(d) They also say that a CIA demographic study placed Khmer Rouge executions at 50,000-100,000, along with an estimate of total mortality that is “meaningless” (pp. 383-4n31). Concealed in this formulation is the fact that the execution figure referred only to a single purge, while the CIA’s overall estimate of population decline under the Khmer Rouge was 1.2-1.8 million [16].

The list goes on.

Next we are given the untenable analogy of Cambodia and East Timor (pp. 284-5, 301-3). With identical reasoning, Nazi apologists equate Auschwitz and Dresden. The Khmer Rouge slaughtered millions in Cambodia, while Indonesia killed scores of thousands in East Timor. Pol Pot murdered a quarter of his subjects, while Suharto killed less than one percent. There is no comparison between the two crimes. But these distortions are only the tip of the iceberg.


[1] Robert F. Turner, Vietnamese Communism: Its Origins and Development (Hoover Institution Publications, 1975), pp. 142-4.

[2] New Society, UK, April 22, 1965; Marcus G. Raskin and Bernard B. Fall, The Vietnam Reader (Random House, 1965), p. 261.

[3] Guenter Lewy, America in Vietnam (Oxford University Press, 1978), p. 272.

[4] Louis Wiesner, Victims and Survivors: Displaced Persons and Other War Victims in Viet-Nam, 1954-1975 (Greenwood Press, 1988), pp. 318-9.

[5] Al Santoli, To Bear Any Burden: The Vietnam War and Its Aftermath in the Words of Americans and Southeast Asians (Indiana University Press, 1999), pp. 272, 292-3.
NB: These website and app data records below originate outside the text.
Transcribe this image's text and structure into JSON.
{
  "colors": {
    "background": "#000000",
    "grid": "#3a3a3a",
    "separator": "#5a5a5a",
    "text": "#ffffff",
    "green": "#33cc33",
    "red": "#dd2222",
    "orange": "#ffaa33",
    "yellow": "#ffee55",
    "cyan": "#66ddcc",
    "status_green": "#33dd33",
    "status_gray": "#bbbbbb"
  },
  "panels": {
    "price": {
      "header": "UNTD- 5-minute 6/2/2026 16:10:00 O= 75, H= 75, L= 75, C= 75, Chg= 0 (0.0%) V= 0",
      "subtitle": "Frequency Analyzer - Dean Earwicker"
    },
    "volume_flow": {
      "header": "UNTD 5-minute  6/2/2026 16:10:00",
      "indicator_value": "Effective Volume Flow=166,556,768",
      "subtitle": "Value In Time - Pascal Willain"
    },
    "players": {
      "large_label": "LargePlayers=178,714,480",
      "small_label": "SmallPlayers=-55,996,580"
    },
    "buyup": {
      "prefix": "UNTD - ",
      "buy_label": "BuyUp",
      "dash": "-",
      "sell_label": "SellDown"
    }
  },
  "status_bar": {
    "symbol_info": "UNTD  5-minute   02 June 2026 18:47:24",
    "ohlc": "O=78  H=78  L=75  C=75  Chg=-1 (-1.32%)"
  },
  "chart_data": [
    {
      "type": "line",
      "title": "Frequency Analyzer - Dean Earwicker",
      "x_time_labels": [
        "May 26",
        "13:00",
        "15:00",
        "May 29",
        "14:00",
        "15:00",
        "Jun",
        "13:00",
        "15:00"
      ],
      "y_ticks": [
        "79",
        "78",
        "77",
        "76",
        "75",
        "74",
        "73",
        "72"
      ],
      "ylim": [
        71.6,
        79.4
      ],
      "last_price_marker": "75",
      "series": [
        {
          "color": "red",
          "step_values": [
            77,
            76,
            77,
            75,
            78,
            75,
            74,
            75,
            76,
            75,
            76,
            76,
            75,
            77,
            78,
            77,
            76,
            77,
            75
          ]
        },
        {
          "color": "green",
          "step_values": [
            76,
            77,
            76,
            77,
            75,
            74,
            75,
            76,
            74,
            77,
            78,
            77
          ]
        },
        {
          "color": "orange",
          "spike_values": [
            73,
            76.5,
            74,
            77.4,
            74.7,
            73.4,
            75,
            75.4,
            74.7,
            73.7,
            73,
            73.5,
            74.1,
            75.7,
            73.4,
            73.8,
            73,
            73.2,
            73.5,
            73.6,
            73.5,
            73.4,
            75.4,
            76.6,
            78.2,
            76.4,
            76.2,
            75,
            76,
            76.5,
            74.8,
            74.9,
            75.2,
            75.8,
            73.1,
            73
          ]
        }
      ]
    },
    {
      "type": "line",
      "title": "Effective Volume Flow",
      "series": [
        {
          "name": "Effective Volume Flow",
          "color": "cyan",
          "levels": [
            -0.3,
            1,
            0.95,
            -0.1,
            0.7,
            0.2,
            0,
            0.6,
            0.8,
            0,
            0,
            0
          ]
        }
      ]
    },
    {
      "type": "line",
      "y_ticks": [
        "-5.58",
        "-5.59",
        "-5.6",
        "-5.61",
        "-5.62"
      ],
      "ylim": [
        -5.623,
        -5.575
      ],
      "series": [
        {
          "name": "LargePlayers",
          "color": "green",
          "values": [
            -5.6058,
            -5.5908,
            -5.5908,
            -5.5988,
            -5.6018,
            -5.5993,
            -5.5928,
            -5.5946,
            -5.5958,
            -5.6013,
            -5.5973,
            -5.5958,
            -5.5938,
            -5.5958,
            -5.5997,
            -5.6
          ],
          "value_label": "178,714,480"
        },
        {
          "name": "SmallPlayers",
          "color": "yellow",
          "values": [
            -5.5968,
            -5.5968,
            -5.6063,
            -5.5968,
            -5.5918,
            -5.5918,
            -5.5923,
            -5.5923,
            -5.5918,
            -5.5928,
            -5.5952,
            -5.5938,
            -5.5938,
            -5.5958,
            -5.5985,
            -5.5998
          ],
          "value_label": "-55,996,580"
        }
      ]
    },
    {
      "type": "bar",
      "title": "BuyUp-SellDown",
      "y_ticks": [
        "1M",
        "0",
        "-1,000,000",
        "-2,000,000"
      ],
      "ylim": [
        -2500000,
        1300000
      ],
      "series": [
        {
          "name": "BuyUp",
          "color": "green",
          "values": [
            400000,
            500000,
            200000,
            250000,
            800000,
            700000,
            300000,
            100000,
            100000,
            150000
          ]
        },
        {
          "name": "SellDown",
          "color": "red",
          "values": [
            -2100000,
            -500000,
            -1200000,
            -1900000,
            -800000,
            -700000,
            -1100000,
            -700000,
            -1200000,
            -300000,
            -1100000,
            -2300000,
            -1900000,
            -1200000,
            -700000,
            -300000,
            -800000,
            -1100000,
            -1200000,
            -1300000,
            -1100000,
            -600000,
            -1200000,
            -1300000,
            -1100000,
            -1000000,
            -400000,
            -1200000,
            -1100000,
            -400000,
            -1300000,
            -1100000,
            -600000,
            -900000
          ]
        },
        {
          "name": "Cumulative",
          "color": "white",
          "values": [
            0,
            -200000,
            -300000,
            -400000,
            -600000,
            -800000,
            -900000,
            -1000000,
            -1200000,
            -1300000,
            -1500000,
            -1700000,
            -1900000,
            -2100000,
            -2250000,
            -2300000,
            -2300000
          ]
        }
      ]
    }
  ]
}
[6] Theodore Jacqueney, They Are Us, Were We Vietnamese, Worldview, April 1977.

[7] Associated Press, June 23, 1979.

[8] Noam Chomsky and Edward Herman, After the Cataclysm (South End Press, 1979), pp. 139, 160.

[9] Marek Sliwinski, Le Génocide Khmer Rouge: Une Analyse Démographique (Paris: L’Harmattan, 1995), pp. 42, 48.

[10] Ibid., p43.

[11] Ibid., p57.

[12] See Deborah Lipstadt, Denying the Holocaust (Penguin, 1994), p. 186; Michael Sherman and Alex Grobman, Denying History: Who Says the Holocaust Never Happened and Why Do They Say It? (University of California Press, 2000), p. 100.

[13] Francois Ponchaud, Cambodia Year Zero (Holt, Rhinhart & Winston, 1978), p. 92.

[14] John Barron and Anthony Paul, Murder of a Gentle Land Reader’s Digest Press, 1977), pp. 1-3.

[15] Washington Post, June 4, 23, 1975.

[16] Kampuchea: A Demographic Catastrophe (Central Intelligence Agency, 1980).